--- Records Enclosed Below ---
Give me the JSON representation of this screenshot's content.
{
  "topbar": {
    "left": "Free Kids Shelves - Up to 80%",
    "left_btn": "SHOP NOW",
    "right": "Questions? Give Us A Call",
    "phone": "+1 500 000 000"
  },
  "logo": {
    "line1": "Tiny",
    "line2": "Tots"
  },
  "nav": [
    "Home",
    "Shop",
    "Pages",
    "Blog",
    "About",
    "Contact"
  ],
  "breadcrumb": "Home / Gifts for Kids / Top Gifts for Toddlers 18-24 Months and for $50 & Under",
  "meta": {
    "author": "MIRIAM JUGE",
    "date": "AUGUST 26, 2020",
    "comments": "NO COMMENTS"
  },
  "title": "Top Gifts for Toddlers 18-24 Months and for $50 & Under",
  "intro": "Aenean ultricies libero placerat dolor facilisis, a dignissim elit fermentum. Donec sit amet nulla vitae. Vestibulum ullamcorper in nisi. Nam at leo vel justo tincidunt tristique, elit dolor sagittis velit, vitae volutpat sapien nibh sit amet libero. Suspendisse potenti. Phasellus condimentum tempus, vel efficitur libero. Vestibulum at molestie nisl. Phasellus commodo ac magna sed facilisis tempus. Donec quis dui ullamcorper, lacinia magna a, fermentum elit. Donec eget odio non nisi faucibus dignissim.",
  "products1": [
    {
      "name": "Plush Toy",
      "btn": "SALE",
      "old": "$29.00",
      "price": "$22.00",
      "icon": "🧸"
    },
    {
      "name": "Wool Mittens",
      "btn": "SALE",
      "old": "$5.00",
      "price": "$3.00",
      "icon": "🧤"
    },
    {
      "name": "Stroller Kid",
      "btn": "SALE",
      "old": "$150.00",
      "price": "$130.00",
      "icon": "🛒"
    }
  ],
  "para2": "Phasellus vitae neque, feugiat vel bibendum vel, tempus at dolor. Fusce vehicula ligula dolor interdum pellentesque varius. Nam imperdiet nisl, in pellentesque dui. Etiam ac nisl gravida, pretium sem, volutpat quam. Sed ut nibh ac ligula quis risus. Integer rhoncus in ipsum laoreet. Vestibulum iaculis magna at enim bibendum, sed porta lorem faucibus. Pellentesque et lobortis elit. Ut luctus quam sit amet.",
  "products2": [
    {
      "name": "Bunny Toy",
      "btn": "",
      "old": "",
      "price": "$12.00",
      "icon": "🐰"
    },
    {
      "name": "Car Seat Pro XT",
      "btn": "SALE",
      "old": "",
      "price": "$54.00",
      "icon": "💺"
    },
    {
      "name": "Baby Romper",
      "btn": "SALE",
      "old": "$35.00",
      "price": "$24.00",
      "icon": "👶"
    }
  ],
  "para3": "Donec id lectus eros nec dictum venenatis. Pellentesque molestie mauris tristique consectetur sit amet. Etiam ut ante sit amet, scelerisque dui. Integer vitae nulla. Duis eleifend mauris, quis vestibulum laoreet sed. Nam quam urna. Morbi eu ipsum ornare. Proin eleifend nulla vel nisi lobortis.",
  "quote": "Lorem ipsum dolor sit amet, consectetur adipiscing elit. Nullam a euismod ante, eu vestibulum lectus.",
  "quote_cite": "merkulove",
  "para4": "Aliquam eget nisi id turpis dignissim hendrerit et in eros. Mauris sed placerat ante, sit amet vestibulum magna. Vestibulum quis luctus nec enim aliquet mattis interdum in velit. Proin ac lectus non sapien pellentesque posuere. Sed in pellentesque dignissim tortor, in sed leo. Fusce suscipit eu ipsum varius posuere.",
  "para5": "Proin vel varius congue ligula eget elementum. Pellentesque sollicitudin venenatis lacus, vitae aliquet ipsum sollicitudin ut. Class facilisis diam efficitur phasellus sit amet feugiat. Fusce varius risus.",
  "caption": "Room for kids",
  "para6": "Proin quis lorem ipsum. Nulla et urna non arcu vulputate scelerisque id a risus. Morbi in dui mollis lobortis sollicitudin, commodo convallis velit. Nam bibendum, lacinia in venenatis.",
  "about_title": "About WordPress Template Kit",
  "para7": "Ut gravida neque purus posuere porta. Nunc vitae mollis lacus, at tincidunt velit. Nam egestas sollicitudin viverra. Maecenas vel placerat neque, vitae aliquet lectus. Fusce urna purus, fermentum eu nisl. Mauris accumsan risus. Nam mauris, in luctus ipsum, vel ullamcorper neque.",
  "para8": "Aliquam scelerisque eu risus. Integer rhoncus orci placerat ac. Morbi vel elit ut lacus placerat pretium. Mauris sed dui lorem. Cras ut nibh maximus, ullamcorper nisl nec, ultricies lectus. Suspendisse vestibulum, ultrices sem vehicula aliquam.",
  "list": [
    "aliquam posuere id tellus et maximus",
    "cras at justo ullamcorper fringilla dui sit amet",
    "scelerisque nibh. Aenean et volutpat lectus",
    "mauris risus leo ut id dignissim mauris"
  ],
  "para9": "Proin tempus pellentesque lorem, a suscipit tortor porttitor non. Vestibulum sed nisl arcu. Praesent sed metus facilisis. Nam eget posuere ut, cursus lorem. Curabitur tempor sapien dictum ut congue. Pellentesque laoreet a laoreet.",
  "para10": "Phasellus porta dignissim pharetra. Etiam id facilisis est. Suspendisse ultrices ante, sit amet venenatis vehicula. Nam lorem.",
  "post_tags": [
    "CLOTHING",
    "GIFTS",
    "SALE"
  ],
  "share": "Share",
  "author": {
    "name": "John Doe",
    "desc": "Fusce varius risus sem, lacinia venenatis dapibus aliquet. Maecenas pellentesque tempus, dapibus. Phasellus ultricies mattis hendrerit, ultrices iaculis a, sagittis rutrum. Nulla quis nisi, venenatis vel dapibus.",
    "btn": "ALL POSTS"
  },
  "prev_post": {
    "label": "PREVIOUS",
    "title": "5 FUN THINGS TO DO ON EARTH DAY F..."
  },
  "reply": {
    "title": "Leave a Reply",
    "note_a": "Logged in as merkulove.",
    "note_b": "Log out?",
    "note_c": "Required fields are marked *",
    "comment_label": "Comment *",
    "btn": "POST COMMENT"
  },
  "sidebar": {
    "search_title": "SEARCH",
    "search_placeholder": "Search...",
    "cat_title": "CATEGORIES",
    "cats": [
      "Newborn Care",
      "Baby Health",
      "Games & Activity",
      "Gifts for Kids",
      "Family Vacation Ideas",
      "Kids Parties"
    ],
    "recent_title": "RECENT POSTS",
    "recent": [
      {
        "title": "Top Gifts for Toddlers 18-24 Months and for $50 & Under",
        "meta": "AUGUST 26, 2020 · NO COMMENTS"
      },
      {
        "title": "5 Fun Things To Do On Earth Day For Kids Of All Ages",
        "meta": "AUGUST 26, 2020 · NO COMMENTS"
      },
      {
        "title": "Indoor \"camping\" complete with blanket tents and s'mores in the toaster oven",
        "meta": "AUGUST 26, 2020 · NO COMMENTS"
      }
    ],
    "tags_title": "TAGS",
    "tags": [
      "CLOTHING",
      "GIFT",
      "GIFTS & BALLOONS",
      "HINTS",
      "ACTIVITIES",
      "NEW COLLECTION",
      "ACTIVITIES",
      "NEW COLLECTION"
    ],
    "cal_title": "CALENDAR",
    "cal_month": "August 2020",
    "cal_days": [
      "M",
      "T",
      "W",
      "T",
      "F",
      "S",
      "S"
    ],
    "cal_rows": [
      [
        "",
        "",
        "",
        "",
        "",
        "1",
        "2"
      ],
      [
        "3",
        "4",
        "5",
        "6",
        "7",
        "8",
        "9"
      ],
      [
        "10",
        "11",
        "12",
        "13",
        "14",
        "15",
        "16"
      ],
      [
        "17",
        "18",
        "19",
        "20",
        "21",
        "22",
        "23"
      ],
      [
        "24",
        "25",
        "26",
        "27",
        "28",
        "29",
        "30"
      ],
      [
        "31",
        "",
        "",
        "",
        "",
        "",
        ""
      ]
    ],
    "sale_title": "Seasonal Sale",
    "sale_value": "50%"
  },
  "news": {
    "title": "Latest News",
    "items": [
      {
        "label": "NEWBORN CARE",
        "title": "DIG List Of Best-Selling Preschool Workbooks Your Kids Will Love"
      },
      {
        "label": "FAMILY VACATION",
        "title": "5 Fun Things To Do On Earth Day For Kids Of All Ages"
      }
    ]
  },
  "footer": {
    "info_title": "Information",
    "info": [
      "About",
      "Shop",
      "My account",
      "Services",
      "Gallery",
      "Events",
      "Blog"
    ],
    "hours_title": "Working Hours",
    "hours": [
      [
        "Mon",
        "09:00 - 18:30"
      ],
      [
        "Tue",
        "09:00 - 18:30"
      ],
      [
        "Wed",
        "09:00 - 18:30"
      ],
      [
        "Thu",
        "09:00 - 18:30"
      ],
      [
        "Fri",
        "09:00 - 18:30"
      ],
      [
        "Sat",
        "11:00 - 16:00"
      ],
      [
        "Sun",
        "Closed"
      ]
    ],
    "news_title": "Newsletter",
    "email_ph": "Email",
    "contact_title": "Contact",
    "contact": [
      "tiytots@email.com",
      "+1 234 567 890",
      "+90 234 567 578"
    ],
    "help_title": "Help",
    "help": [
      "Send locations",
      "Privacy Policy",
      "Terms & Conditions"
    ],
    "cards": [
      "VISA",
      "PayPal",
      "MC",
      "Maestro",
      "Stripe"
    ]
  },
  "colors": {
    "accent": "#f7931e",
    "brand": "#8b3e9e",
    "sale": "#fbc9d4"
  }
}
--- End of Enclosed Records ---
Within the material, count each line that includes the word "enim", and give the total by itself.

Solution to this problem →
2